▶ [BRIEF]: Write out all of the listing exactly. Add nothing to it.

╭──

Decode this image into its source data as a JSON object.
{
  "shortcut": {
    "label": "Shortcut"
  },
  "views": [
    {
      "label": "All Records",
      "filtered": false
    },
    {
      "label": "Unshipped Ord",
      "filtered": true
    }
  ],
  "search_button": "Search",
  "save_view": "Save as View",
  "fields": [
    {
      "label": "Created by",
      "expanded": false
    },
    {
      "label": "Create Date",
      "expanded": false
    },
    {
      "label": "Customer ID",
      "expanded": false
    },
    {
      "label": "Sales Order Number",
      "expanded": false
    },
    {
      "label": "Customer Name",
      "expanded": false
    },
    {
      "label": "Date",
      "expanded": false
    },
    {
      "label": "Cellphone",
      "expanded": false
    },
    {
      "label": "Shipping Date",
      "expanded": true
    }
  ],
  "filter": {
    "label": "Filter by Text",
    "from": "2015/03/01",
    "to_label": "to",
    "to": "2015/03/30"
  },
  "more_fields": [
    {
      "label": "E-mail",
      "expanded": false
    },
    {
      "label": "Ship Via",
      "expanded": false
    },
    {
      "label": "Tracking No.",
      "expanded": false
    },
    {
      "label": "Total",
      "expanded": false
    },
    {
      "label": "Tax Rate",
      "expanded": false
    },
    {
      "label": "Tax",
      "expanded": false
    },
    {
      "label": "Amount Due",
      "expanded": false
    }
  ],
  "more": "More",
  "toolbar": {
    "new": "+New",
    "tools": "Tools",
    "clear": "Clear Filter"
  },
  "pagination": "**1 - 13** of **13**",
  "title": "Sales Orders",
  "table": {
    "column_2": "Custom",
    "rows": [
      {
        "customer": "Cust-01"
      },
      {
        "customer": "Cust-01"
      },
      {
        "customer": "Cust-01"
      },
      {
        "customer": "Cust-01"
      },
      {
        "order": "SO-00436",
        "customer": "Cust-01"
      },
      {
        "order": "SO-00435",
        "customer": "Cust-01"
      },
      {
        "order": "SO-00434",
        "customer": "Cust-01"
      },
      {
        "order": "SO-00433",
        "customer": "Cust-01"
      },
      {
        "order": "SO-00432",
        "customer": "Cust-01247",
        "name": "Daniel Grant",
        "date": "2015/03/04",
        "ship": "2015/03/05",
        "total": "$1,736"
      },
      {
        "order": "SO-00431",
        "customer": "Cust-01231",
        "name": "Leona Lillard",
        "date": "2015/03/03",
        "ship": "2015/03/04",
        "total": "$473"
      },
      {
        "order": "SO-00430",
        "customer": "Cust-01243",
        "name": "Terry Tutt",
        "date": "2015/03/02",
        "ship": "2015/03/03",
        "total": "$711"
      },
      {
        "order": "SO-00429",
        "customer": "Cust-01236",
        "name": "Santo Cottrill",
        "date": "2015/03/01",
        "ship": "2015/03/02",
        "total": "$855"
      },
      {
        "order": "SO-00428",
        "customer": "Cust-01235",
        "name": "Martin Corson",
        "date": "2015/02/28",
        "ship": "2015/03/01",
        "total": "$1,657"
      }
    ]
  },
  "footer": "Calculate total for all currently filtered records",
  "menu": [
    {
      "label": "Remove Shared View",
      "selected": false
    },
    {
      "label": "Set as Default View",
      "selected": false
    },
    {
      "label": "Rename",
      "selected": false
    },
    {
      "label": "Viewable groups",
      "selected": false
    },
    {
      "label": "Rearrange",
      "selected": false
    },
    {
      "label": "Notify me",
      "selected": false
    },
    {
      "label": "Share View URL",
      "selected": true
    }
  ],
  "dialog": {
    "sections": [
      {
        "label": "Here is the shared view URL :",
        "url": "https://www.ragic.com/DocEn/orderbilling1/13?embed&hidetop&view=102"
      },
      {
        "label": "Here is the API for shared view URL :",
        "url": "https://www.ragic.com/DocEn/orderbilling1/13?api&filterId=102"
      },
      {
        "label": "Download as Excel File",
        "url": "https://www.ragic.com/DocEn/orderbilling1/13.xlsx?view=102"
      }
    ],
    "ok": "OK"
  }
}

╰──

▶ [REPLY TO THE EXERCISE]:
Decode this image into its source data as a JSON object.
{
  "shortcut": {
    "label": "Shortcut"
  },
  "views": [
    {
      "label": "All Records",
      "filtered": false
    },
    {
      "label": "Unshipped Ord",
      "filtered": true
    }
  ],
  "search_button": "Search",
  "save_view": "Save as View",
  "fields": [
    {
      "label": "Created by",
      "expanded": false
    },
    {
      "label": "Create Date",
      "expanded": false
    },
    {
      "label": "Customer ID",
      "expanded": false
    },
    {
      "label": "Sales Order Number",
      "expanded": false
    },
    {
      "label": "Customer Name",
      "expanded": false
    },
    {
      "label": "Date",
      "expanded": false
    },
    {
      "label": "Cellphone",
      "expanded": false
    },
    {
      "label": "Shipping Date",
      "expanded": true
    }
  ],
  "filter": {
    "label": "Filter by Text",
    "from": "2015/03/01",
    "to_label": "to",
    "to": "2015/03/30"
  },
  "more_fields": [
    {
      "label": "E-mail",
      "expanded": false
    },
    {
      "label": "Ship Via",
      "expanded": false
    },
    {
      "label": "Tracking No.",
      "expanded": false
    },
    {
      "label": "Total",
      "expanded": false
    },
    {
      "label": "Tax Rate",
      "expanded": false
    },
    {
      "label": "Tax",
      "expanded": false
    },
    {
      "label": "Amount Due",
      "expanded": false
    }
  ],
  "more": "More",
  "toolbar": {
    "new": "+New",
    "tools": "Tools",
    "clear": "Clear Filter"
  },
  "pagination": "**1 - 13** of **13**",
  "title": "Sales Orders",
  "table": {
    "column_2": "Custom",
    "rows": [
      {
        "customer": "Cust-01"
      },
      {
        "customer": "Cust-01"
      },
      {
        "customer": "Cust-01"
      },
      {
        "customer": "Cust-01"
      },
      {
        "order": "SO-00436",
        "customer": "Cust-01"
      },
      {
        "order": "SO-00435",
        "customer": "Cust-01"
      },
      {
        "order": "SO-00434",
        "customer": "Cust-01"
      },
      {
        "order": "SO-00433",
        "customer": "Cust-01"
      },
      {
        "order": "SO-00432",
        "customer": "Cust-01247",
        "name": "Daniel Grant",
        "date": "2015/03/04",
        "ship": "2015/03/05",
        "total": "$1,736"
      },
      {
        "order": "SO-00431",
        "customer": "Cust-01231",
        "name": "Leona Lillard",
        "date": "2015/03/03",
        "ship": "2015/03/04",
        "total": "$473"
      },
      {
        "order": "SO-00430",
        "customer": "Cust-01243",
        "name": "Terry Tutt",
        "date": "2015/03/02",
        "ship": "2015/03/03",
        "total": "$711"
      },
      {
        "order": "SO-00429",
        "customer": "Cust-01236",
        "name": "Santo Cottrill",
        "date": "2015/03/01",
        "ship": "2015/03/02",
        "total": "$855"
      },
      {
        "order": "SO-00428",
        "customer": "Cust-01235",
        "name": "Martin Corson",
        "date": "2015/02/28",
        "ship": "2015/03/01",
        "total": "$1,657"
      }
    ]
  },
  "footer": "Calculate total for all currently filtered records",
  "menu": [
    {
      "label": "Remove Shared View",
      "selected": false
    },
    {
      "label": "Set as Default View",
      "selected": false
    },
    {
      "label": "Rename",
      "selected": false
    },
    {
      "label": "Viewable groups",
      "selected": false
    },
    {
      "label": "Rearrange",
      "selected": false
    },
    {
      "label": "Notify me",
      "selected": false
    },
    {
      "label": "Share View URL",
      "selected": true
    }
  ],
  "dialog": {
    "sections": [
      {
        "label": "Here is the shared view URL :",
        "url": "https://www.ragic.com/DocEn/orderbilling1/13?embed&hidetop&view=102"
      },
      {
        "label": "Here is the API for shared view URL :",
        "url": "https://www.ragic.com/DocEn/orderbilling1/13?api&filterId=102"
      },
      {
        "label": "Download as Excel File",
        "url": "https://www.ragic.com/DocEn/orderbilling1/13.xlsx?view=102"
      }
    ],
    "ok": "OK"
  }
}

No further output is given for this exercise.